Climate change is all about what we dump into the atmosphere, in particular greenhouse gases and perhaps most obviously CO2. But we take no responsibility for this because it will not affect us in our lifetime and surely some clever engineer will solve this problem in the next century. Preferably at no cost to the taxpayers.

So yes, you might argue that we are indeed destroying the planet. But since Victoria, BC, and indeed all of Canada are only a small part of the global problem because of a low population base, why should we have to do anything? Well, many people think we should be doing something, but yet the majority continue to elect politicians who ignore the three major problems of the world today – climate change, population growth, and food security or at best say they will do something about it by 2020 or 2050. Most of the political parties of the developed world today subscribe to three propositions – growth is good and more growth is better, climate change is a minor problem, and implicitly we do not care one bit about what kind of a world we leave to our children and grandchildren. Spend now, they can pay later.

Now you will be hard pressed to find any business person or politician of any stripe saying any of these things, and all will protest loudly that they are doing all the right things. In their minds the main problems of our day are that taxes are too high and must be reduced, and that the 1% must be let free to improve the world as they choose.
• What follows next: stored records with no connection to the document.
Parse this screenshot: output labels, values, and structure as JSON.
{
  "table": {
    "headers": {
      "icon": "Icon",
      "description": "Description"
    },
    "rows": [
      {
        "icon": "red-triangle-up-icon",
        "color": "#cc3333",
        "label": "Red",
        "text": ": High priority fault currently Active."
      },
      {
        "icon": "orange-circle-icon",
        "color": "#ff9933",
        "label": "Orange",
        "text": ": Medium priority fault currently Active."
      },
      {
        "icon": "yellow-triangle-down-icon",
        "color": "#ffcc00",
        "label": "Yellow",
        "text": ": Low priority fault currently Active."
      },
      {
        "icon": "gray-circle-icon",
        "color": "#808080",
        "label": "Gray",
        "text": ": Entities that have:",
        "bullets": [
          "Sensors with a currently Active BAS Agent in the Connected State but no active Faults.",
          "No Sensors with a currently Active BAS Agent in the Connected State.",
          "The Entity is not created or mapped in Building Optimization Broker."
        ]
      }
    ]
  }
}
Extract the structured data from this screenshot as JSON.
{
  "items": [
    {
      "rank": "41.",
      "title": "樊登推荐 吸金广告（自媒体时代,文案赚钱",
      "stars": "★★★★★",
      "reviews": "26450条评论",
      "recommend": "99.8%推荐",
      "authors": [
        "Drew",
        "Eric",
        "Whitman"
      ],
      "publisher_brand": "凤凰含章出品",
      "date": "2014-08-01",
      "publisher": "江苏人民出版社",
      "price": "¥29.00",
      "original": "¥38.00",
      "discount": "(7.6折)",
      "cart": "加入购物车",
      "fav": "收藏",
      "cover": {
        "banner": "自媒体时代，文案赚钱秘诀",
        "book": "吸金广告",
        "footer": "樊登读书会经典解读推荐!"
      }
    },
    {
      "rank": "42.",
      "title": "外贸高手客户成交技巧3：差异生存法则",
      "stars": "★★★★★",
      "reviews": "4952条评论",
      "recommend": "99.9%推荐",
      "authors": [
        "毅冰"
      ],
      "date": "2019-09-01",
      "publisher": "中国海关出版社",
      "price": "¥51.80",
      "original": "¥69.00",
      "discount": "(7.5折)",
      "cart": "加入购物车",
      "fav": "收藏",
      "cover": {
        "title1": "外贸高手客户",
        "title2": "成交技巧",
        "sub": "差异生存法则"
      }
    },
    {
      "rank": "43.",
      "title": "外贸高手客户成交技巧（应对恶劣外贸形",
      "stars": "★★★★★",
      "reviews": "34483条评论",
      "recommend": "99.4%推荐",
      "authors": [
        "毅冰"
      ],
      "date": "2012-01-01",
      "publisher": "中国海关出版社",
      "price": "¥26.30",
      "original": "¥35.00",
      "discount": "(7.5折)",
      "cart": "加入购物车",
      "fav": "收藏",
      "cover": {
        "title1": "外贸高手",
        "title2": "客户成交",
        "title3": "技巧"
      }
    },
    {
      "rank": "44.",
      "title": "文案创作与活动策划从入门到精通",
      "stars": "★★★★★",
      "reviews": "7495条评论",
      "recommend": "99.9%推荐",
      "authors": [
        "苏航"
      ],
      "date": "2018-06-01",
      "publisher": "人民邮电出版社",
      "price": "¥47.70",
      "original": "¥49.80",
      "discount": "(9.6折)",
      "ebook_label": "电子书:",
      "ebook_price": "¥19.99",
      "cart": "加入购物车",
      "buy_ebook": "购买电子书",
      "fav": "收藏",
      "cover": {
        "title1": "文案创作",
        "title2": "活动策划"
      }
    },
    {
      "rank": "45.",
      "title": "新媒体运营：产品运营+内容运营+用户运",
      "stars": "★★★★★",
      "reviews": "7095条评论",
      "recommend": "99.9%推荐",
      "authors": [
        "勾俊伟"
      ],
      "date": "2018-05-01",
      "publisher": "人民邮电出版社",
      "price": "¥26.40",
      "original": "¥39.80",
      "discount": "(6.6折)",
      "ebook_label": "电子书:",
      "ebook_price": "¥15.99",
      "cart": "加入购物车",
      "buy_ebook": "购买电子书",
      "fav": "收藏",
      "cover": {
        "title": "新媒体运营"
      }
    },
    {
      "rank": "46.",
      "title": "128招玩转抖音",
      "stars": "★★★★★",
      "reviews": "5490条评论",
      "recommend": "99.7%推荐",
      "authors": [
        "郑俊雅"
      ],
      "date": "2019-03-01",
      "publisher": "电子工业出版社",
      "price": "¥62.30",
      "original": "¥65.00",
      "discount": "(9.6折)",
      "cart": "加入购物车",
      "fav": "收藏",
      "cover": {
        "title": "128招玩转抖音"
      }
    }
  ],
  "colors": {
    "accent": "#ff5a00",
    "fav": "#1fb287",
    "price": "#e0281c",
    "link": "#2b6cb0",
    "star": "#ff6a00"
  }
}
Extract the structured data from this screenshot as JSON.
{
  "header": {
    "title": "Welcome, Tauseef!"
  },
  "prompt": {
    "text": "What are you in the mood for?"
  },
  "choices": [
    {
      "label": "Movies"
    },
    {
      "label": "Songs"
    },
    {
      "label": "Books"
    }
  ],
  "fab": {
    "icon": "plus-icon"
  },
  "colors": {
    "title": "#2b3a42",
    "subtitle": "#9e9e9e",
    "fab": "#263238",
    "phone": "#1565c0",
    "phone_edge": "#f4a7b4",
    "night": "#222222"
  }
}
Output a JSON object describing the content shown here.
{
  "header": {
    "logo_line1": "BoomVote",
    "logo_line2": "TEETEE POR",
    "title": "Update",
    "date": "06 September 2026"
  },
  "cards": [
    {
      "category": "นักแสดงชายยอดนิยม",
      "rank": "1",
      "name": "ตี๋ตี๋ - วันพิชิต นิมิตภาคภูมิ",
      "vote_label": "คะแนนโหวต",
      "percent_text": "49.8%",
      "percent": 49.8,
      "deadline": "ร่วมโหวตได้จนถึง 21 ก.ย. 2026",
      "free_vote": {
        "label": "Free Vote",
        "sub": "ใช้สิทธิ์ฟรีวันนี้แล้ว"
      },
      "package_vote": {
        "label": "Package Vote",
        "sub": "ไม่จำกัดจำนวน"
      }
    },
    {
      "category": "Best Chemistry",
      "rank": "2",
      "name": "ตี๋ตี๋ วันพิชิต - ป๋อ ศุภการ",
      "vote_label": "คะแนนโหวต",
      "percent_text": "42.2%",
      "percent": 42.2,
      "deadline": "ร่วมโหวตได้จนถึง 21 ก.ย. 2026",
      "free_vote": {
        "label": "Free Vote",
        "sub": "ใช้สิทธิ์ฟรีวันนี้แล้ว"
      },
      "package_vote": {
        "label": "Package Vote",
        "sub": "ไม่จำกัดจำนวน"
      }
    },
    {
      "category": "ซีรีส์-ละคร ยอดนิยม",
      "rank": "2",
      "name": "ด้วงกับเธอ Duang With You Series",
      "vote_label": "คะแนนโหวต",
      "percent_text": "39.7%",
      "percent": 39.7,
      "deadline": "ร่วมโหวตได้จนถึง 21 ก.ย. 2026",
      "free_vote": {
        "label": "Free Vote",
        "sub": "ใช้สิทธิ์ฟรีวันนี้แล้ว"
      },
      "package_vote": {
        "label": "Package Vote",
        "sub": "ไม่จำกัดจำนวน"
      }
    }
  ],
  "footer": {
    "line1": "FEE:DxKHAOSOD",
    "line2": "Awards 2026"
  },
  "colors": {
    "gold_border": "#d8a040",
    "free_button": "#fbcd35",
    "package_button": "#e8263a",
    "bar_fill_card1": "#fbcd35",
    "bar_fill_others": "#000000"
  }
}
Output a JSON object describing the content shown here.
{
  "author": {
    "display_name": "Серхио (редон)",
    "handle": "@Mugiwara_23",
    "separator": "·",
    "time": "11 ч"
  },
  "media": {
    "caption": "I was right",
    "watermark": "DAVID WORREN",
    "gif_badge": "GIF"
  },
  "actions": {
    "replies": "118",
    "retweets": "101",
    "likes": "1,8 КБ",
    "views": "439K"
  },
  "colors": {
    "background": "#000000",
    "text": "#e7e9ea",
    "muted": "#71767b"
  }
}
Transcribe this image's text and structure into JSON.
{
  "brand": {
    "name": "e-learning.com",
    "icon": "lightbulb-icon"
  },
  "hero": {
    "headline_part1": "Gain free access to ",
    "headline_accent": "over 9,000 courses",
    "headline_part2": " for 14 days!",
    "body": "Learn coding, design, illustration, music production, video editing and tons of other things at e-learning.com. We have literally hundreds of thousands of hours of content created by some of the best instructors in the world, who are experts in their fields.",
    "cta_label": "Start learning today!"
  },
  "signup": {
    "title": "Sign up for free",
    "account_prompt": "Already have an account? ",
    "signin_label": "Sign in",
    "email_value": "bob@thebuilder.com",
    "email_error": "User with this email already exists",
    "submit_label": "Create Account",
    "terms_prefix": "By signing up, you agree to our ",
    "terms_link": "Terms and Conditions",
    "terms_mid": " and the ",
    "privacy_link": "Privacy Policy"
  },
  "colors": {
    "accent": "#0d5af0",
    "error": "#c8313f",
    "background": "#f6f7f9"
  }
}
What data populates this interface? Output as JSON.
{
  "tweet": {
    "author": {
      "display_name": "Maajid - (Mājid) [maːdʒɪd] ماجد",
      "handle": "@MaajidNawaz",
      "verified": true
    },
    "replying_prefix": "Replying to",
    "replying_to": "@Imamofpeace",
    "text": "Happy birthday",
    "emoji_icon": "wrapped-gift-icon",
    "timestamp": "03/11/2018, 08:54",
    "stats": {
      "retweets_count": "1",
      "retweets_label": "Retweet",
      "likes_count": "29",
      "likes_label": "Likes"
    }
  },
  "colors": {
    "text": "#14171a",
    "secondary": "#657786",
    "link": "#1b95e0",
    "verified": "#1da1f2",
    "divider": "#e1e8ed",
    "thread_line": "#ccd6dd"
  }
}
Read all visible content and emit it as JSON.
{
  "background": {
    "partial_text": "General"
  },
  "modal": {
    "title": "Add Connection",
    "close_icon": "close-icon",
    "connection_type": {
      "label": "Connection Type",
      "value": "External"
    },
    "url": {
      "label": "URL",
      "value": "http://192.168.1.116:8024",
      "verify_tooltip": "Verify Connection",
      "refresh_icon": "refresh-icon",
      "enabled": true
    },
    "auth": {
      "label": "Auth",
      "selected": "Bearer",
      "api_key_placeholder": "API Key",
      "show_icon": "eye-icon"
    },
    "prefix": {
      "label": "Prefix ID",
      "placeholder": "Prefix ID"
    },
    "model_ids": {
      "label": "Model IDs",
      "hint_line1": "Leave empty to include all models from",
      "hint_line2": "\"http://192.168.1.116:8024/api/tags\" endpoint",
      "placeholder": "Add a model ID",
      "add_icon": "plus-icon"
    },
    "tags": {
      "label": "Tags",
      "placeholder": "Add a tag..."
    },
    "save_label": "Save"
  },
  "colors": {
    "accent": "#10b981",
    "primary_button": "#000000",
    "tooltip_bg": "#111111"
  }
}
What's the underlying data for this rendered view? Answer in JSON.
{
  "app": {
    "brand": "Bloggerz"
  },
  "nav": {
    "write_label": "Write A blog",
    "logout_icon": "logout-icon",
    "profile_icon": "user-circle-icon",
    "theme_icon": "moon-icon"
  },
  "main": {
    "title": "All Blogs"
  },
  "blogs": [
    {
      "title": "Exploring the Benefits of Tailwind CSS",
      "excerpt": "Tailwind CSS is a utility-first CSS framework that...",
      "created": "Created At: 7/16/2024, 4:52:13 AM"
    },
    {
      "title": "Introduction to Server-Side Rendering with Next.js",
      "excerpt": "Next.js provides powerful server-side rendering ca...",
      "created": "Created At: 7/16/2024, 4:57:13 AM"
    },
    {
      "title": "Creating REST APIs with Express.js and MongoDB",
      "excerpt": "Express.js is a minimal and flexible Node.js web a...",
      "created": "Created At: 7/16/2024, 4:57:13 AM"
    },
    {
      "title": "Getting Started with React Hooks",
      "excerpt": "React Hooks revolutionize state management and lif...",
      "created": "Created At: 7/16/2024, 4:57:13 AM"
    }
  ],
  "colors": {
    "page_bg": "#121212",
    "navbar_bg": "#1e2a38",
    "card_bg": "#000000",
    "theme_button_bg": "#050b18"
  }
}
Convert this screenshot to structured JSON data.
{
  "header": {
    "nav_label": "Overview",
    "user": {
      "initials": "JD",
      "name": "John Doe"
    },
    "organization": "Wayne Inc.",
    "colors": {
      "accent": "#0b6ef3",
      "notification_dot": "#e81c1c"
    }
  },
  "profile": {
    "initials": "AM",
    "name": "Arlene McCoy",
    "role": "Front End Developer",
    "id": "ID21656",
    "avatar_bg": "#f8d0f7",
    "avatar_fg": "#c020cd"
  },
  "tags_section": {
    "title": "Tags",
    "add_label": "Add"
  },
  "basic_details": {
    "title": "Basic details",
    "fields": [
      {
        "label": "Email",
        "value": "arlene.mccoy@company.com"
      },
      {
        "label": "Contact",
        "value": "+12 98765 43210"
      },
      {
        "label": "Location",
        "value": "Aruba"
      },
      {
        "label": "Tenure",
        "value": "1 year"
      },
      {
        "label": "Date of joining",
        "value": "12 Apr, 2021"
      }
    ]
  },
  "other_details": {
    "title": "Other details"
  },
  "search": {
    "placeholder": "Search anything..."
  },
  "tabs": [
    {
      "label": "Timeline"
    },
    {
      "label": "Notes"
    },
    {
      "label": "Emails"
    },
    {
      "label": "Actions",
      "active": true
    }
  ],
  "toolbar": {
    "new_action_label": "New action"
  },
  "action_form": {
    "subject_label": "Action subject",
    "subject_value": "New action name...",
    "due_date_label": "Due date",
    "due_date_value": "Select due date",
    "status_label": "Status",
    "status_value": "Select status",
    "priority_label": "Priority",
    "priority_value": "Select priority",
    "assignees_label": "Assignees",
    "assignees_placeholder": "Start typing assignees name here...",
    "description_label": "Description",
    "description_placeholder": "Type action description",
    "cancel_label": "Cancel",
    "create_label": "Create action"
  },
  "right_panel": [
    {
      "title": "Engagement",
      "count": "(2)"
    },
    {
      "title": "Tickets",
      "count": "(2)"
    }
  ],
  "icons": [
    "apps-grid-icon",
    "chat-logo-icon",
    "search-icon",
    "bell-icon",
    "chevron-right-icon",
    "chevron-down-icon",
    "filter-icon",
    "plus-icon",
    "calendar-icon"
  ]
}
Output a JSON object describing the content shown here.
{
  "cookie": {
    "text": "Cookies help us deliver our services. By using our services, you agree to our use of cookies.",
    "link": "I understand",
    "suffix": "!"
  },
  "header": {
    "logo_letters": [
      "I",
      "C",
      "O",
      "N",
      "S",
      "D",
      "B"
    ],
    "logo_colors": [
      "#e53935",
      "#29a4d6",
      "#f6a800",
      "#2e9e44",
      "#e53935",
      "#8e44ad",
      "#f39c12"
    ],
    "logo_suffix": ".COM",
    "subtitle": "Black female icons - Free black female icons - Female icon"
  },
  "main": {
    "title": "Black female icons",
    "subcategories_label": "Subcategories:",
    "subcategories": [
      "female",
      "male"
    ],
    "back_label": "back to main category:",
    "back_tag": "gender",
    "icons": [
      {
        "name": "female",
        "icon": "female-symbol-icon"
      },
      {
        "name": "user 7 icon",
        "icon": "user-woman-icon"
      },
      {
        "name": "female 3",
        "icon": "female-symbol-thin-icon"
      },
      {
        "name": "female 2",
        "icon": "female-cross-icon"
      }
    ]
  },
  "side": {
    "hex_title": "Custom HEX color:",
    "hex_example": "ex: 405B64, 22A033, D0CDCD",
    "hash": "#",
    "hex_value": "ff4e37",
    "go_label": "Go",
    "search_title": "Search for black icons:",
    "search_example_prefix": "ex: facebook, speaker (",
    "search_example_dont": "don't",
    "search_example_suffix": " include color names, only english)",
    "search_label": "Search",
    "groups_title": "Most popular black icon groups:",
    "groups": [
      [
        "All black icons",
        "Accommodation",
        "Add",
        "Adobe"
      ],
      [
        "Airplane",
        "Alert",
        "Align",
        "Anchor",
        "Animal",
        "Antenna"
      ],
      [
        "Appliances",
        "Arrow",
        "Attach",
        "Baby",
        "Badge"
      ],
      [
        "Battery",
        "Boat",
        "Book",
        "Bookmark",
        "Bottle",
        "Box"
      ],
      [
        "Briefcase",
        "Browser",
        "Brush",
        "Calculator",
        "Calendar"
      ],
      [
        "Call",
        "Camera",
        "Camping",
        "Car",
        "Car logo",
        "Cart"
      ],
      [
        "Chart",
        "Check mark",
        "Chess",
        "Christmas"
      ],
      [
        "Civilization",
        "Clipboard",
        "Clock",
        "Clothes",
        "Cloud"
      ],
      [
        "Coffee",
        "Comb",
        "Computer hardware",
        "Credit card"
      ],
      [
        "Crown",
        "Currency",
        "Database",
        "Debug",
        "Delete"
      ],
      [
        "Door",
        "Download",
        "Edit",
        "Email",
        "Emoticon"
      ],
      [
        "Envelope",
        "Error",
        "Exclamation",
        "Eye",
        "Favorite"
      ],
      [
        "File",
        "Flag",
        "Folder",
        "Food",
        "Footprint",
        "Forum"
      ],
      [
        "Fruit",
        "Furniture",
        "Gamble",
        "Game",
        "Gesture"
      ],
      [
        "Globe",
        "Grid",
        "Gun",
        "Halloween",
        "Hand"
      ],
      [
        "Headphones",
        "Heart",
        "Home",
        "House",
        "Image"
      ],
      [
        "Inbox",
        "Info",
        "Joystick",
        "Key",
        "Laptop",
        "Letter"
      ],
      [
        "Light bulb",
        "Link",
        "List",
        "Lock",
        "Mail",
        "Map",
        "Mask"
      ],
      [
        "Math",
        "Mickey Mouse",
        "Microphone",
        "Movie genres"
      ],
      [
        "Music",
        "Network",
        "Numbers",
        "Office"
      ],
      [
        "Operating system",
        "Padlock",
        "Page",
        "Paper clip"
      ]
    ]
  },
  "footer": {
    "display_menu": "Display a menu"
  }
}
None of this of course is ecological science or even sustainability science. The argument rests on only one simple principle – that the environment is not a garbage can. And what we do now impinges on what kind of Earth we wish to leave to the coming generations. So it might help to ask your favourite politician if he or she thinks we are destroying the Earth, and if not, why they do not read the newspapers. And why they do nothing about the major problems of our day?

Ehrlich, Paul R. and Ehrlich, Anne H. (2013). Can a collapse of global civilization be avoided? Proceedings of the Royal Society B: Biological Sciences 280, 20122845. doi: 10.1098/rspb.2012.2845.

Ehrlich, Paul R. and Ehrlich, Anne H. (2013). Future collapse: how optimistic should we be? Proceedings of the Royal Society B: Biological Sciences 280, 20131373. doi: 10.1098/rspb.2013.1373.

Kelly, Michael J. (2013). Why a collapse of global civilization will be avoided: a comment on Ehrlich & Ehrlich. Proceedings of the Royal Society B: Biological Sciences 280. doi: 10.1098/rspb.2013.1193.